## Material shown
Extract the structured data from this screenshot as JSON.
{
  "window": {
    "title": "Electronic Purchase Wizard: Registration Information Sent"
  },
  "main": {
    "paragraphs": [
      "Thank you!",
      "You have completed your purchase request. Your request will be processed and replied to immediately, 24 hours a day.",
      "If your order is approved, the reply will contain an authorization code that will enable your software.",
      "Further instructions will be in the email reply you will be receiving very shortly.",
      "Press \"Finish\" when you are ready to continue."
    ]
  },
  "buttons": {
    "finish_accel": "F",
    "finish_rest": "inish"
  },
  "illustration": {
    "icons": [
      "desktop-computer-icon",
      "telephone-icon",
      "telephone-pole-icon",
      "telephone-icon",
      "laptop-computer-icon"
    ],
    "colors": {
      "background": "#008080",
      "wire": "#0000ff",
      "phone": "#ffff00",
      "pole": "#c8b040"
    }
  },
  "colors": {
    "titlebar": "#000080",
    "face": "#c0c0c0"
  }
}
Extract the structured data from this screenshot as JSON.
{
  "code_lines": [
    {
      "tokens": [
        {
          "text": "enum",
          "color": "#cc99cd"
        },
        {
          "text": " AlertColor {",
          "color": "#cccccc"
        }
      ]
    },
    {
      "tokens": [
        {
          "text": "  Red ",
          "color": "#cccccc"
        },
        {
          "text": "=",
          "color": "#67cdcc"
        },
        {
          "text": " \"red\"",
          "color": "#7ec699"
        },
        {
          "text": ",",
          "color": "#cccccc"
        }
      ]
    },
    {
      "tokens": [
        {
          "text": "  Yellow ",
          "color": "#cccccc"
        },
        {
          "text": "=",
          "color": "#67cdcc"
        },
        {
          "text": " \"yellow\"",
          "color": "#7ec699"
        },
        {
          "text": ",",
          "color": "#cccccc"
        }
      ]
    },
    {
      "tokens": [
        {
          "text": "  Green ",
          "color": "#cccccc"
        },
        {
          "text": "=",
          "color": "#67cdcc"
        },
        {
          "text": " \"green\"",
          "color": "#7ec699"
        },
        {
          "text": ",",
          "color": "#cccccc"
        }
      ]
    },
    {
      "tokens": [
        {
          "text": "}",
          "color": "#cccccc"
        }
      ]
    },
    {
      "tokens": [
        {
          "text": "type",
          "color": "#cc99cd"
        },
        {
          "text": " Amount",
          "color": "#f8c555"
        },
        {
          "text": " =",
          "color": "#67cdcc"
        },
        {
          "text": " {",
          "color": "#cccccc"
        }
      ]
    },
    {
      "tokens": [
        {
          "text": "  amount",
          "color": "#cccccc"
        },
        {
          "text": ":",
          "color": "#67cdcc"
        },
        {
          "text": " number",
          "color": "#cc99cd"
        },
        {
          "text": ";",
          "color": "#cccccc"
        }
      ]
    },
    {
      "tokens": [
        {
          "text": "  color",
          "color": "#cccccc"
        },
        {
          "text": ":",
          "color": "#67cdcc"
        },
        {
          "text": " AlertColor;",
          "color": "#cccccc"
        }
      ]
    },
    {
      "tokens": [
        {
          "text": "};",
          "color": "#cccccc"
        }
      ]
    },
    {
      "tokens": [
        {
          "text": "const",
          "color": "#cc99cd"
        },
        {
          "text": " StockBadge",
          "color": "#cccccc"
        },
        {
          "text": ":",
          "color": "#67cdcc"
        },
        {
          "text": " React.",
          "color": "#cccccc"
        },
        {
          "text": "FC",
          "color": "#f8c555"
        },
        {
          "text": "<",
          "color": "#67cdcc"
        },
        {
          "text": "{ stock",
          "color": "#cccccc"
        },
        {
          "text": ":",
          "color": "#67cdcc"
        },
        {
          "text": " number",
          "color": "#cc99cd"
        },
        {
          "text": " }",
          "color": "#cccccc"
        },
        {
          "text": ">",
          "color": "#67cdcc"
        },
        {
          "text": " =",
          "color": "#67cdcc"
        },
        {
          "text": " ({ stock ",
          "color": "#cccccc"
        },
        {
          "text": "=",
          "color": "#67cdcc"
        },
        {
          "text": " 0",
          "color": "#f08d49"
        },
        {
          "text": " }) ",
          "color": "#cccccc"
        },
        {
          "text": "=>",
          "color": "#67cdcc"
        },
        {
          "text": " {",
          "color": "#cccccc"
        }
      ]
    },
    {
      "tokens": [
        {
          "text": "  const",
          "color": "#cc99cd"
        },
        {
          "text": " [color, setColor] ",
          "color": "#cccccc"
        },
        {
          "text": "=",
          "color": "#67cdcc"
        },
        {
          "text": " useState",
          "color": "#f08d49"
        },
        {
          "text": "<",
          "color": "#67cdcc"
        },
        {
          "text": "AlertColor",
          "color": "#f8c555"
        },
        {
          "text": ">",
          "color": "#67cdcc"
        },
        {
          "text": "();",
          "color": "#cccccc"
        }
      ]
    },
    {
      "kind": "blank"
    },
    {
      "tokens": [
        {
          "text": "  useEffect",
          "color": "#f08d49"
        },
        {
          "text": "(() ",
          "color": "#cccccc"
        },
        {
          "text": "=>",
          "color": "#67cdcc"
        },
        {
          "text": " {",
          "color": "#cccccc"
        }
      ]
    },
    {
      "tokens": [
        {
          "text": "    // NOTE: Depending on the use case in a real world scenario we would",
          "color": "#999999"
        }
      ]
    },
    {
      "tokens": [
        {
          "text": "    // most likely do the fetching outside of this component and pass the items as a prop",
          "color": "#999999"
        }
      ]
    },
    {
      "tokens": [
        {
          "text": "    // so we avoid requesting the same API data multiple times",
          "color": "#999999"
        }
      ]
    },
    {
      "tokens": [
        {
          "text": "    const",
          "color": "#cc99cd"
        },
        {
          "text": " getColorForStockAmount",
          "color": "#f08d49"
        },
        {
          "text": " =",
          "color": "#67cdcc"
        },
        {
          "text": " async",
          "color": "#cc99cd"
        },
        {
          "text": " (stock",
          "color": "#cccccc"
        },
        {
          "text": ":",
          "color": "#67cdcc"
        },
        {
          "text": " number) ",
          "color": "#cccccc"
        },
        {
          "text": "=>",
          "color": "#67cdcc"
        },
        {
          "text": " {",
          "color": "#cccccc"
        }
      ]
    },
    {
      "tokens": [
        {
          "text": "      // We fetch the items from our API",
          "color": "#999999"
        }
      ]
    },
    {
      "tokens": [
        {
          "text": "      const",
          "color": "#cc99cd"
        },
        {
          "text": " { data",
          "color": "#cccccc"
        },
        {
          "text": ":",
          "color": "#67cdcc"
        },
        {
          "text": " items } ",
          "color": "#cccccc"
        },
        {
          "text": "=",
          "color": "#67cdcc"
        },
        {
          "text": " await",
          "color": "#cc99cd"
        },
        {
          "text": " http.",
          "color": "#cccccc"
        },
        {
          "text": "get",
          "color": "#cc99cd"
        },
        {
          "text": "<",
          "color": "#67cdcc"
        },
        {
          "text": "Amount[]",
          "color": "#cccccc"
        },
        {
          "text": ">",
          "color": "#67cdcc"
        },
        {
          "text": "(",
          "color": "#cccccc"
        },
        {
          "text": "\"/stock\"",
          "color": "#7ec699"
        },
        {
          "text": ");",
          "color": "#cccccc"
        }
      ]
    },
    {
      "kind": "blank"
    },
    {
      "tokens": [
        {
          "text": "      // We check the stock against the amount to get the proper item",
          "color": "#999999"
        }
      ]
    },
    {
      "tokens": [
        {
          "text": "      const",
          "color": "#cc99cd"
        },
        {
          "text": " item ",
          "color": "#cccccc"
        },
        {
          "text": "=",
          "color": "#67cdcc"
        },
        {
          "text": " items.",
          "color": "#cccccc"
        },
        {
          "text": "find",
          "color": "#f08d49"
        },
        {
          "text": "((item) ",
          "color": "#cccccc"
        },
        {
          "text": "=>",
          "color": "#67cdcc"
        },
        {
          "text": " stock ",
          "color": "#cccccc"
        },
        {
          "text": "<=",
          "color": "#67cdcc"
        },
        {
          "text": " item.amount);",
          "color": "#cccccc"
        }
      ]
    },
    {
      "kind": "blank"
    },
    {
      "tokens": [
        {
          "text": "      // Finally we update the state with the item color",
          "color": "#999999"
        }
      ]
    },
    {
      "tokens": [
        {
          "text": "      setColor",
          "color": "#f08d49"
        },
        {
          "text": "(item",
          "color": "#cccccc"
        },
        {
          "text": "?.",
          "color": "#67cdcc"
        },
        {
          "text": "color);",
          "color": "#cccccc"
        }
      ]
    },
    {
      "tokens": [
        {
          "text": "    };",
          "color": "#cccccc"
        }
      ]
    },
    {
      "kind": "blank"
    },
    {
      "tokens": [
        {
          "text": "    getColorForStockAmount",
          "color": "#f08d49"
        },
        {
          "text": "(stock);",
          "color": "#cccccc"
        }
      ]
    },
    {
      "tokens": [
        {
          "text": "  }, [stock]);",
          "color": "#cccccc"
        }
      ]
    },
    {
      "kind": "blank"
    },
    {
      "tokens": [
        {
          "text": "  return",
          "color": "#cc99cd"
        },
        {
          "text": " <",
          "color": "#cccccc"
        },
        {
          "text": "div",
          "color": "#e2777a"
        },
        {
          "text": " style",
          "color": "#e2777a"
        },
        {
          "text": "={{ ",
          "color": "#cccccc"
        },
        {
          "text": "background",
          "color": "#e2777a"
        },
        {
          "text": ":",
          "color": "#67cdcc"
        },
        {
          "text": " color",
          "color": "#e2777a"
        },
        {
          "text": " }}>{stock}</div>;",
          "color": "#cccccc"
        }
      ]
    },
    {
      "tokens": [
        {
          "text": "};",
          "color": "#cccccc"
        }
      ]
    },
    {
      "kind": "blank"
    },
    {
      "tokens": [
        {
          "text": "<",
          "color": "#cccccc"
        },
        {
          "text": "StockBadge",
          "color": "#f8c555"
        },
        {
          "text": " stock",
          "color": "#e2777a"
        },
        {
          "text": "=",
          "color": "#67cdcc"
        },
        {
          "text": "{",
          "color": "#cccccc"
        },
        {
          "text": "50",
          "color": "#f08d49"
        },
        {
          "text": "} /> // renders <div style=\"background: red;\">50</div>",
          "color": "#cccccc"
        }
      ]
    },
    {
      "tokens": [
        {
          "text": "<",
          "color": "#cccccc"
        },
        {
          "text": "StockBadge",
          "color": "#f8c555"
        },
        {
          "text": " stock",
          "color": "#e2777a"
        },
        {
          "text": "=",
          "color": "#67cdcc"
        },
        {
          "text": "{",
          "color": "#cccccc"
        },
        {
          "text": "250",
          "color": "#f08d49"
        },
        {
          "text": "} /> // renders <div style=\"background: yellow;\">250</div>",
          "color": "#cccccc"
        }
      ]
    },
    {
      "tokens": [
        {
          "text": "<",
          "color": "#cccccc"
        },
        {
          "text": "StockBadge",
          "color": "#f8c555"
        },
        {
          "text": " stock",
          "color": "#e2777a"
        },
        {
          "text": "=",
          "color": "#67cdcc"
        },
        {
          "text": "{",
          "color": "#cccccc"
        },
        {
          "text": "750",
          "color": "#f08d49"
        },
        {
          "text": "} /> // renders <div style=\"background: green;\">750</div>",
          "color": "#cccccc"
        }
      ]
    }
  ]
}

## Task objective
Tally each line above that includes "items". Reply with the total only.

## Output
4